YOUR ASSIGNMENT >>
Output each entry verbatim. Leave the images out.

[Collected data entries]
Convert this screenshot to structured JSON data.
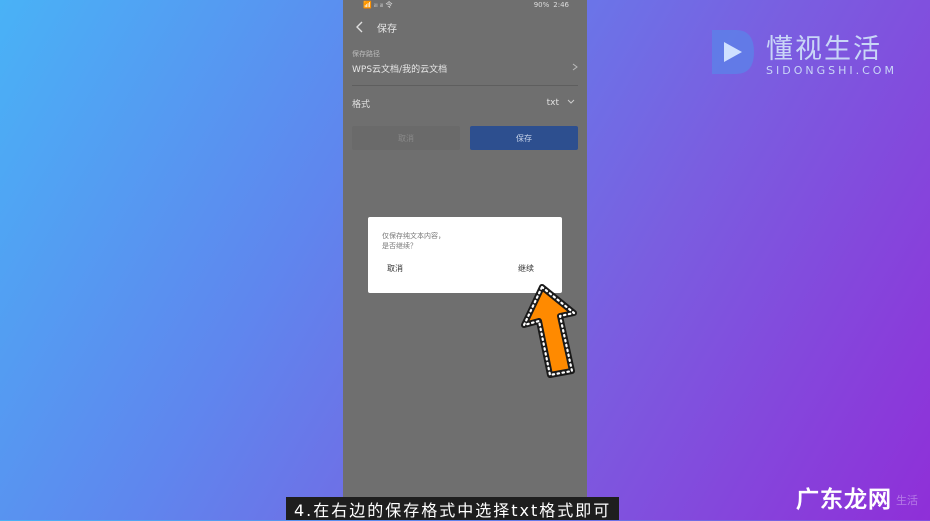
{
  "status": {
    "left": "📶 ᵢₗₗ ᵢₗₗ 令",
    "battery": "90%",
    "time": "2:46"
  },
  "titlebar": {
    "title": "保存"
  },
  "save_path": {
    "label": "保存路径",
    "value": "WPS云文档/我的云文档"
  },
  "format": {
    "label": "格式",
    "value": "txt"
  },
  "buttons": {
    "cancel": "取消",
    "save": "保存"
  },
  "dialog": {
    "line1": "仅保存纯文本内容，",
    "line2": "是否继续？",
    "cancel": "取消",
    "continue": "继续"
  },
  "logo": {
    "cn": "懂视生活",
    "en": "SIDONGSHI.COM"
  },
  "caption": "4.在右边的保存格式中选择txt格式即可",
  "watermark": {
    "main": "广东龙网",
    "sub": "生活"
  },
  "colors": {
    "arrow": "#ff8a00",
    "save_button": "#2d4f8f"
  }
}
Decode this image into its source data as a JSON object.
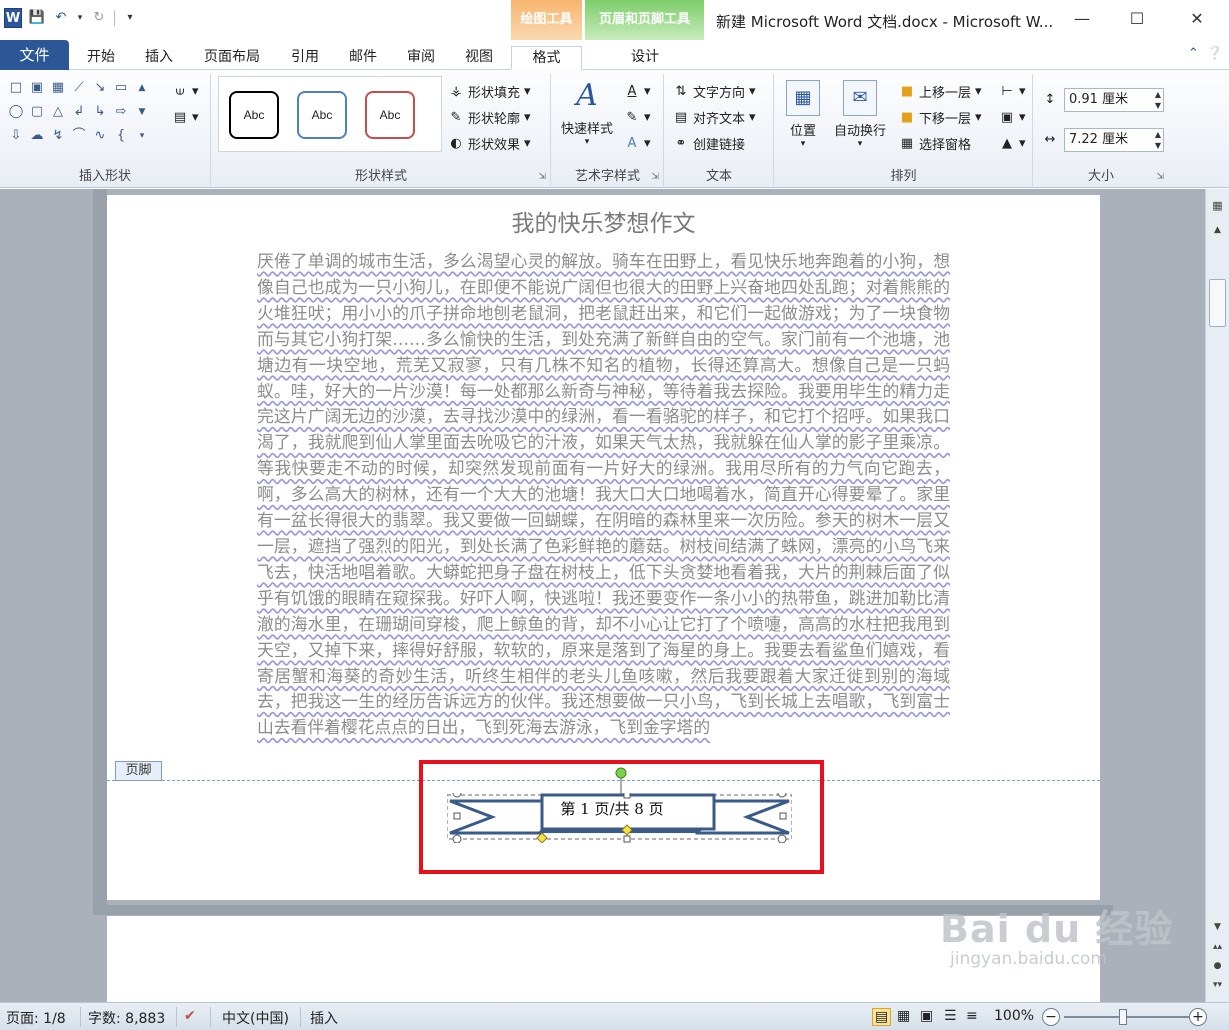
{
  "window": {
    "title": "新建 Microsoft Word 文档.docx - Microsoft W...",
    "contextual_tabs": {
      "drawing_tools": "绘图工具",
      "header_footer_tools": "页眉和页脚工具"
    }
  },
  "tabs": {
    "file": "文件",
    "items": [
      "开始",
      "插入",
      "页面布局",
      "引用",
      "邮件",
      "审阅",
      "视图",
      "格式",
      "设计"
    ]
  },
  "ribbon": {
    "insert_shapes": {
      "label": "插入形状"
    },
    "shape_styles": {
      "label": "形状样式",
      "samples": [
        "Abc",
        "Abc",
        "Abc"
      ],
      "fill": "形状填充",
      "outline": "形状轮廓",
      "effects": "形状效果"
    },
    "wordart": {
      "label": "艺术字样式",
      "quick_styles": "快速样式"
    },
    "text": {
      "label": "文本",
      "direction": "文字方向",
      "align": "对齐文本",
      "link": "创建链接"
    },
    "arrange": {
      "label": "排列",
      "position": "位置",
      "wrap": "自动换行",
      "bring_forward": "上移一层",
      "send_backward": "下移一层",
      "selection_pane": "选择窗格"
    },
    "size": {
      "label": "大小",
      "height": "0.91 厘米",
      "width": "7.22 厘米"
    }
  },
  "document": {
    "heading": "我的快乐梦想作文",
    "body": "厌倦了单调的城市生活，多么渴望心灵的解放。骑车在田野上，看见快乐地奔跑着的小狗，想像自己也成为一只小狗儿，在即便不能说广阔但也很大的田野上兴奋地四处乱跑；对着熊熊的火堆狂吠；用小小的爪子拼命地刨老鼠洞，把老鼠赶出来，和它们一起做游戏；为了一块食物而与其它小狗打架……多么愉快的生活，到处充满了新鲜自由的空气。家门前有一个池塘，池塘边有一块空地，荒芜又寂寥，只有几株不知名的植物，长得还算高大。想像自己是一只蚂蚁。哇，好大的一片沙漠！每一处都那么新奇与神秘，等待着我去探险。我要用毕生的精力走完这片广阔无边的沙漠，去寻找沙漠中的绿洲，看一看骆驼的样子，和它打个招呼。如果我口渴了，我就爬到仙人掌里面去吮吸它的汁液，如果天气太热，我就躲在仙人掌的影子里乘凉。等我快要走不动的时候，却突然发现前面有一片好大的绿洲。我用尽所有的力气向它跑去，啊，多么高大的树林，还有一个大大的池塘！我大口大口地喝着水，简直开心得要晕了。家里有一盆长得很大的翡翠。我又要做一回蝴蝶，在阴暗的森林里来一次历险。参天的树木一层又一层，遮挡了强烈的阳光，到处长满了色彩鲜艳的蘑菇。树枝间结满了蛛网，漂亮的小鸟飞来飞去，快活地唱着歌。大蟒蛇把身子盘在树枝上，低下头贪婪地看着我，大片的荆棘后面了似乎有饥饿的眼睛在窥探我。好吓人啊，快逃啦！我还要变作一条小小的热带鱼，跳进加勒比清澈的海水里，在珊瑚间穿梭，爬上鲸鱼的背，却不小心让它打了个喷嚏，高高的水柱把我甩到天空，又掉下来，摔得好舒服，软软的，原来是落到了海星的身上。我要去看鲨鱼们嬉戏，看寄居蟹和海葵的奇妙生活，听终生相伴的老头儿鱼咳嗽，然后我要跟着大家迁徙到别的海域去，把我这一生的经历告诉远方的伙伴。我还想要做一只小鸟，飞到长城上去唱歌，飞到富士山去看伴着樱花点点的日出，飞到死海去游泳，飞到金字塔的",
    "footer_tag": "页脚",
    "page_number_text": "第 1 页/共 8 页"
  },
  "statusbar": {
    "page": "页面: 1/8",
    "words": "字数: 8,883",
    "language": "中文(中国)",
    "mode": "插入",
    "zoom": "100%"
  },
  "watermark": {
    "main": "Bai du 经验",
    "sub": "jingyan.baidu.com"
  },
  "colors": {
    "file_tab": "#2b5797",
    "highlight_box": "#e8101b",
    "ribbon_shape_stroke": "#3a5a88"
  }
}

RESPONSE AREA >>
Convert this screenshot to structured JSON data.
{
  "status": {
    "left": "📶 ᵢₗₗ ᵢₗₗ 令",
    "battery": "90%",
    "time": "2:46"
  },
  "titlebar": {
    "title": "保存"
  },
  "save_path": {
    "label": "保存路径",
    "value": "WPS云文档/我的云文档"
  },
  "format": {
    "label": "格式",
    "value": "txt"
  },
  "buttons": {
    "cancel": "取消",
    "save": "保存"
  },
  "dialog": {
    "line1": "仅保存纯文本内容，",
    "line2": "是否继续？",
    "cancel": "取消",
    "continue": "继续"
  },
  "logo": {
    "cn": "懂视生活",
    "en": "SIDONGSHI.COM"
  },
  "caption": "4.在右边的保存格式中选择txt格式即可",
  "watermark": {
    "main": "广东龙网",
    "sub": "生活"
  },
  "colors": {
    "arrow": "#ff8a00",
    "save_button": "#2d4f8f"
  }
}
Decode this image into its source data as a JSON object.
{
  "window": {
    "title": "新建 Microsoft Word 文档.docx - Microsoft W...",
    "contextual_tabs": {
      "drawing_tools": "绘图工具",
      "header_footer_tools": "页眉和页脚工具"
    }
  },
  "tabs": {
    "file": "文件",
    "items": [
      "开始",
      "插入",
      "页面布局",
      "引用",
      "邮件",
      "审阅",
      "视图",
      "格式",
      "设计"
    ]
  },
  "ribbon": {
    "insert_shapes": {
      "label": "插入形状"
    },
    "shape_styles": {
      "label": "形状样式",
      "samples": [
        "Abc",
        "Abc",
        "Abc"
      ],
      "fill": "形状填充",
      "outline": "形状轮廓",
      "effects": "形状效果"
    },
    "wordart": {
      "label": "艺术字样式",
      "quick_styles": "快速样式"
    },
    "text": {
      "label": "文本",
      "direction": "文字方向",
      "align": "对齐文本",
      "link": "创建链接"
    },
    "arrange": {
      "label": "排列",
      "position": "位置",
      "wrap": "自动换行",
      "bring_forward": "上移一层",
      "send_backward": "下移一层",
      "selection_pane": "选择窗格"
    },
    "size": {
      "label": "大小",
      "height": "0.91 厘米",
      "width": "7.22 厘米"
    }
  },
  "document": {
    "heading": "我的快乐梦想作文",
    "body": "厌倦了单调的城市生活，多么渴望心灵的解放。骑车在田野上，看见快乐地奔跑着的小狗，想像自己也成为一只小狗儿，在即便不能说广阔但也很大的田野上兴奋地四处乱跑；对着熊熊的火堆狂吠；用小小的爪子拼命地刨老鼠洞，把老鼠赶出来，和它们一起做游戏；为了一块食物而与其它小狗打架……多么愉快的生活，到处充满了新鲜自由的空气。家门前有一个池塘，池塘边有一块空地，荒芜又寂寥，只有几株不知名的植物，长得还算高大。想像自己是一只蚂蚁。哇，好大的一片沙漠！每一处都那么新奇与神秘，等待着我去探险。我要用毕生的精力走完这片广阔无边的沙漠，去寻找沙漠中的绿洲，看一看骆驼的样子，和它打个招呼。如果我口渴了，我就爬到仙人掌里面去吮吸它的汁液，如果天气太热，我就躲在仙人掌的影子里乘凉。等我快要走不动的时候，却突然发现前面有一片好大的绿洲。我用尽所有的力气向它跑去，啊，多么高大的树林，还有一个大大的池塘！我大口大口地喝着水，简直开心得要晕了。家里有一盆长得很大的翡翠。我又要做一回蝴蝶，在阴暗的森林里来一次历险。参天的树木一层又一层，遮挡了强烈的阳光，到处长满了色彩鲜艳的蘑菇。树枝间结满了蛛网，漂亮的小鸟飞来飞去，快活地唱着歌。大蟒蛇把身子盘在树枝上，低下头贪婪地看着我，大片的荆棘后面了似乎有饥饿的眼睛在窥探我。好吓人啊，快逃啦！我还要变作一条小小的热带鱼，跳进加勒比清澈的海水里，在珊瑚间穿梭，爬上鲸鱼的背，却不小心让它打了个喷嚏，高高的水柱把我甩到天空，又掉下来，摔得好舒服，软软的，原来是落到了海星的身上。我要去看鲨鱼们嬉戏，看寄居蟹和海葵的奇妙生活，听终生相伴的老头儿鱼咳嗽，然后我要跟着大家迁徙到别的海域去，把我这一生的经历告诉远方的伙伴。我还想要做一只小鸟，飞到长城上去唱歌，飞到富士山去看伴着樱花点点的日出，飞到死海去游泳，飞到金字塔的",
    "footer_tag": "页脚",
    "page_number_text": "第 1 页/共 8 页"
  },
  "statusbar": {
    "page": "页面: 1/8",
    "words": "字数: 8,883",
    "language": "中文(中国)",
    "mode": "插入",
    "zoom": "100%"
  },
  "watermark": {
    "main": "Bai du 经验",
    "sub": "jingyan.baidu.com"
  },
  "colors": {
    "file_tab": "#2b5797",
    "highlight_box": "#e8101b",
    "ribbon_shape_stroke": "#3a5a88"
  }
}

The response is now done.